═══ Records for the task ═══

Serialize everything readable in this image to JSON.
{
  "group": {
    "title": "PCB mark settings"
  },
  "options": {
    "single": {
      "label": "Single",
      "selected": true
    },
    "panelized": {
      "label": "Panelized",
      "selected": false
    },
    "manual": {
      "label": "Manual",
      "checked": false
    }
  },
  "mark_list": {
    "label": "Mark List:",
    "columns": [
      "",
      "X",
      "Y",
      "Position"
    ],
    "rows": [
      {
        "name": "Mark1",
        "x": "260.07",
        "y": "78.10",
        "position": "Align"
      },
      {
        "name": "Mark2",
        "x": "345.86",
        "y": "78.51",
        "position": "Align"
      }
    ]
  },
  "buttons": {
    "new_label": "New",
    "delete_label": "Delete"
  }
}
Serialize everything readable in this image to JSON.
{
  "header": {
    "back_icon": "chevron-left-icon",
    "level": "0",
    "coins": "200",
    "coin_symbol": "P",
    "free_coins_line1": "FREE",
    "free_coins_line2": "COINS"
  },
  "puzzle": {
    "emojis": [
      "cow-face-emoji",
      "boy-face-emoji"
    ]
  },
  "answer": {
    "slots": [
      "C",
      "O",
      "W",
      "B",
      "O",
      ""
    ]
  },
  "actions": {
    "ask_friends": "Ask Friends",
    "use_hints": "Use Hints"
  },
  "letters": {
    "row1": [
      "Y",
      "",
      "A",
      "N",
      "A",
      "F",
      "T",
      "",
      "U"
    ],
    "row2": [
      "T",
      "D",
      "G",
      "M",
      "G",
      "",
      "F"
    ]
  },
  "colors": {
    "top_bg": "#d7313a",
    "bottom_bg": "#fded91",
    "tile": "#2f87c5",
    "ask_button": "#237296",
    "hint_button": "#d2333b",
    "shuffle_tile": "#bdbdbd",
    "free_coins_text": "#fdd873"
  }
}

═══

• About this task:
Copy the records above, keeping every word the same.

• Solution to this exercise:
Serialize everything readable in this image to JSON.
{
  "group": {
    "title": "PCB mark settings"
  },
  "options": {
    "single": {
      "label": "Single",
      "selected": true
    },
    "panelized": {
      "label": "Panelized",
      "selected": false
    },
    "manual": {
      "label": "Manual",
      "checked": false
    }
  },
  "mark_list": {
    "label": "Mark List:",
    "columns": [
      "",
      "X",
      "Y",
      "Position"
    ],
    "rows": [
      {
        "name": "Mark1",
        "x": "260.07",
        "y": "78.10",
        "position": "Align"
      },
      {
        "name": "Mark2",
        "x": "345.86",
        "y": "78.51",
        "position": "Align"
      }
    ]
  },
  "buttons": {
    "new_label": "New",
    "delete_label": "Delete"
  }
}
Serialize everything readable in this image to JSON.
{
  "header": {
    "back_icon": "chevron-left-icon",
    "level": "0",
    "coins": "200",
    "coin_symbol": "P",
    "free_coins_line1": "FREE",
    "free_coins_line2": "COINS"
  },
  "puzzle": {
    "emojis": [
      "cow-face-emoji",
      "boy-face-emoji"
    ]
  },
  "answer": {
    "slots": [
      "C",
      "O",
      "W",
      "B",
      "O",
      ""
    ]
  },
  "actions": {
    "ask_friends": "Ask Friends",
    "use_hints": "Use Hints"
  },
  "letters": {
    "row1": [
      "Y",
      "",
      "A",
      "N",
      "A",
      "F",
      "T",
      "",
      "U"
    ],
    "row2": [
      "T",
      "D",
      "G",
      "M",
      "G",
      "",
      "F"
    ]
  },
  "colors": {
    "top_bg": "#d7313a",
    "bottom_bg": "#fded91",
    "tile": "#2f87c5",
    "ask_button": "#237296",
    "hint_button": "#d2333b",
    "shuffle_tile": "#bdbdbd",
    "free_coins_text": "#fdd873"
  }
}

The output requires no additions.